Like the rest of the world, I was glued to the TV the past couple of weeks watching the Olympics into the wee hours of the morning. While the Olympic games have ended for now, I know they’ve left lingering impressions on many of us in a variety of ways.
While the displays of athleticism were astounding, to me it was equally interesting to watch the reactions of both parents and competitors alike as the events unfolded. One theme of human nature was clearly evident throughout the games: Extreme disappointment and overwhelming joy are difficult for us to hide.
One the younger competitors, the amazing Russian gymnast, 17-year old Aliya Mustafina, particularly stood out for me. Mustafina’s non-verbal cues were quite easy to read. We never had to guess what she was feeling. Whether it was joy, anger or sadness, it was there for all the world to see.
It’s especially difficult for young competitors to try to mask emotions or to be gracious to fellow athletes when tensions are high. But, is it really that much easier for us as adults, managers, IT professionals? Do we feel less when we are faced with disappointment or even when we get our way?
How often does this hurt us in negotiations, in meetings, or performance reviews? Sometimes it is a huge disadvantage for others to “see” what’s on our minds. Even a subtle glance across the table to a colleague can speak volumes if someone is paying attention.
As adults and business people, we are expected to control our emotions and represent our companies appropriately. We have to stick to facts, rather than feelings, while executing strategies that will help us win a deal, achieve improved contract terms, get better pricing or (from a personal perspective) maybe get a promotion.
Sometimes our faces tell a very different story than our words, causing us to not be taken seriously, or worse, to completely lose credibility. Mastering control of our own non-verbal cues, while observing them in others, can give us an advantage in negotiating, building relationships, management and career advancement.
While face-to-face negotiations may have declined in recent years, in favor of conference calls, they still occur. Some organizations also employ team-based negotiations, introducing even more dynamics to manage in a face-to-face environment. It can be difficult enough to negotiate one-on-one. Face-to-face team negotiations can present issues where inexperienced negotiators are present.
However, with a little planning, team negotiations can be effectively managed. Here are ten tips to keep in mind for successful “team” negotiations:
- Document standard operating procedures, including non-verbal communication guidelines, and share them with all team members in advance of negotiations.
- Meet with the team prior to the negotiation to cover the procedures. Establish who will lead discussions and how members can appropriately add input on specific topics.
- Keep attendees to a minimum.
- Know who you are meeting with from the other side. Understand their roles, experience, history and personalities.
- Establish clear goals upfront and stay on track during the session.
- Understand and impart the value of silence to team members.
- Create a verbal phrase to let team members know when a break is needed to regroup.

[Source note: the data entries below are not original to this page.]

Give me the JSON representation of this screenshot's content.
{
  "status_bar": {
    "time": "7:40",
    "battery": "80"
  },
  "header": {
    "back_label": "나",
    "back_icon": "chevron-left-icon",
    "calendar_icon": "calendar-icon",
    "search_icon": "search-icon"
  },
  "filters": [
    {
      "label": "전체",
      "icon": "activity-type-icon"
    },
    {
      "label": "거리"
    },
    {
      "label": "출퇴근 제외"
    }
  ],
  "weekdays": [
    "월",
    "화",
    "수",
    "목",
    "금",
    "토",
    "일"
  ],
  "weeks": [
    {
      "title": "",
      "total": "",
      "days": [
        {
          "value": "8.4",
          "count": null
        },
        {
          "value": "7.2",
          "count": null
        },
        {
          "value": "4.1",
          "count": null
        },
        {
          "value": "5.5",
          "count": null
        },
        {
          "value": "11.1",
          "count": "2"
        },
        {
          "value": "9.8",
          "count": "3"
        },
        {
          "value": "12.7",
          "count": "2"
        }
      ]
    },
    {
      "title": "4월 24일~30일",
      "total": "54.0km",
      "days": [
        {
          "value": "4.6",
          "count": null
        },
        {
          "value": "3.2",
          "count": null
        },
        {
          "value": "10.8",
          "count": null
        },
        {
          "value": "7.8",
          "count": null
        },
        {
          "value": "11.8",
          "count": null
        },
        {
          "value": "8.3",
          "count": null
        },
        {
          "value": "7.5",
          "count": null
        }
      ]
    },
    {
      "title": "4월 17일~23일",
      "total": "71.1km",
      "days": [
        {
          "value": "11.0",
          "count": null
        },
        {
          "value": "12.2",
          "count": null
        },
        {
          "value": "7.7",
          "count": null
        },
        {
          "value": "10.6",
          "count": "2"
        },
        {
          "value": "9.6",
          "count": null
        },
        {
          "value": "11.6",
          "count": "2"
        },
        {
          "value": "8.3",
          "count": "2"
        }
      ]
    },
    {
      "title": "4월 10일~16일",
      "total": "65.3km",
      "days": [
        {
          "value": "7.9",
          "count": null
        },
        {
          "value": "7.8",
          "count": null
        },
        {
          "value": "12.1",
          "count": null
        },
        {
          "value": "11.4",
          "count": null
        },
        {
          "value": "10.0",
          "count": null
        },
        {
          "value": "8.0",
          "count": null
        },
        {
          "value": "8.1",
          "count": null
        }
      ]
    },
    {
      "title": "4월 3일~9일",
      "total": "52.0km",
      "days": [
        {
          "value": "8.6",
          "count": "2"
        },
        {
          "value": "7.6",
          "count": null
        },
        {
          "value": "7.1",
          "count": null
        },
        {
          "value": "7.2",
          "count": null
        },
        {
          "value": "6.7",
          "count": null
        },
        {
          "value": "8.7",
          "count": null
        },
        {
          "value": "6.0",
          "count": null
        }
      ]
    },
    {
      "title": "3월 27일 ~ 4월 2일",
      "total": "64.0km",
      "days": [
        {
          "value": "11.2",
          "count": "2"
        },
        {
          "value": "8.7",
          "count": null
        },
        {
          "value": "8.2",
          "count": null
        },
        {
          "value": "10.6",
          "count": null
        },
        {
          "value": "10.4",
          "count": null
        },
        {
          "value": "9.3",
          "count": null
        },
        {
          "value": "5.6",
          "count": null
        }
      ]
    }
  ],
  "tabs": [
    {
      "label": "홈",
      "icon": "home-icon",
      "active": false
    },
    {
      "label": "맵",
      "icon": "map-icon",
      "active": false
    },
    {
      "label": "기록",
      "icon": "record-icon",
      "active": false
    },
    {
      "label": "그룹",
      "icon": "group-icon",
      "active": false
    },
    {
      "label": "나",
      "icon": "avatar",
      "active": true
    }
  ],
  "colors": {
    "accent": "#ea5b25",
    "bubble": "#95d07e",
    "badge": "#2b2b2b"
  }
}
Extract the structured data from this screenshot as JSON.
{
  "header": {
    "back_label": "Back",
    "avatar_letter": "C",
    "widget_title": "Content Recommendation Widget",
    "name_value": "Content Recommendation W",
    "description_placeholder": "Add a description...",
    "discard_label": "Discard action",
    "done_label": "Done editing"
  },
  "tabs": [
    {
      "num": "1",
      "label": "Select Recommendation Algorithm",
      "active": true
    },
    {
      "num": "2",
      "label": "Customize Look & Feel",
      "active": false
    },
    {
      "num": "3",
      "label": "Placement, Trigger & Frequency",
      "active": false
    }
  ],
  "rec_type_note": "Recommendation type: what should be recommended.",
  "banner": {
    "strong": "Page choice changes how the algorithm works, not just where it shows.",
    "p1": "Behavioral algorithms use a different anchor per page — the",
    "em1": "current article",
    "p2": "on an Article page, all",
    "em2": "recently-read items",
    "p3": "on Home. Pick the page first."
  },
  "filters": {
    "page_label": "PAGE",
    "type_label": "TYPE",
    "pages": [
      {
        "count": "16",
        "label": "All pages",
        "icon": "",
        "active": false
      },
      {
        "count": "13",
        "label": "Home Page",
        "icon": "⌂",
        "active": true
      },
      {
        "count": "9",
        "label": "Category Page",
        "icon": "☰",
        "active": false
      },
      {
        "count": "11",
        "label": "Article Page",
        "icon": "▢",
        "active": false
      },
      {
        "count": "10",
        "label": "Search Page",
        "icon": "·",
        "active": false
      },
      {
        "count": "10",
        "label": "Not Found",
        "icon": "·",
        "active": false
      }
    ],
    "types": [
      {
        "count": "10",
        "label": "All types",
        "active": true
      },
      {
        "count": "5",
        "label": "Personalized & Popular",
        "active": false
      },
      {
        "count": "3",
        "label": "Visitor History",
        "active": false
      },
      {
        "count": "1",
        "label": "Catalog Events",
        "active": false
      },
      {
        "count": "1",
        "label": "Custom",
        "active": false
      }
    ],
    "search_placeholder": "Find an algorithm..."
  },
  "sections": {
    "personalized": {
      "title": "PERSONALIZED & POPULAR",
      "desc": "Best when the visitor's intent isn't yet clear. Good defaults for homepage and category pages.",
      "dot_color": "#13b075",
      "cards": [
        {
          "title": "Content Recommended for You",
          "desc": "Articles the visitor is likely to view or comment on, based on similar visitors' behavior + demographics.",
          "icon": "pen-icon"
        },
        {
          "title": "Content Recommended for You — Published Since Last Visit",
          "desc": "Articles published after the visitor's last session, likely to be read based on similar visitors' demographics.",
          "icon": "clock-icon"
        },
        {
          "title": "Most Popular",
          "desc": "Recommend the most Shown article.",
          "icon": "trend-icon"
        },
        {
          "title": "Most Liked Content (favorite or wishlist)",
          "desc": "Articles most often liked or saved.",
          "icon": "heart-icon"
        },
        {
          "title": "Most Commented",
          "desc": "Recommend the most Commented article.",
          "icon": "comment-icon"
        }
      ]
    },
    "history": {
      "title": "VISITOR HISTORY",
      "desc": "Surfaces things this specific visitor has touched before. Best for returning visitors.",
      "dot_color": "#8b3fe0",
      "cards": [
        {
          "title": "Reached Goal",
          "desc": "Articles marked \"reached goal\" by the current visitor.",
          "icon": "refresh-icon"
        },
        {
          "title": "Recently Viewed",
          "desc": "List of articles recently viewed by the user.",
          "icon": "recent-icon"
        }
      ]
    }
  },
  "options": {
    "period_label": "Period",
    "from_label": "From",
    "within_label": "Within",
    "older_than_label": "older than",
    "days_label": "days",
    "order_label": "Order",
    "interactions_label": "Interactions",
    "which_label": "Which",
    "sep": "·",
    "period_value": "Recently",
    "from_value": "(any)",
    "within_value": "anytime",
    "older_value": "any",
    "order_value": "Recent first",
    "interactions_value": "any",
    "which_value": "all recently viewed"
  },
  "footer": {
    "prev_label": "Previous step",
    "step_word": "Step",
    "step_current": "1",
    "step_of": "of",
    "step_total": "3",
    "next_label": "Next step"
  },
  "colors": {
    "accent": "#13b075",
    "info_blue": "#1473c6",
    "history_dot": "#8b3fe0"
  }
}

- Don’t threaten, don’t bluff.
- Don’t be afraid of an impasse. This may not be the right partnership for your enterprise.
- Disagree, argue, and negotiate, but demonstrate verbal and non-verbal respect for the people involved (on both sides).
If you’d like to deepen your negotiating skills, and better understand non-verbal communications, join us at Gartner’s IT Financial, Procurement and Asset Management Summit in Orlando, Florida next month and attend our session with guest speaker, Joe Navarro. As a former FBI special agent, Joe has 25 years of experience in the area of counterintelligence and behavioral assessment. Today he is one of the world’s leading experts on nonverbal communications and lectures and consults with major corporations worldwide. Learn techniques directly from the master as well as from Gartner analysts with our many negotiating clinics and tutorial sessions.
Register now at http://gtnr.it/KQT7IC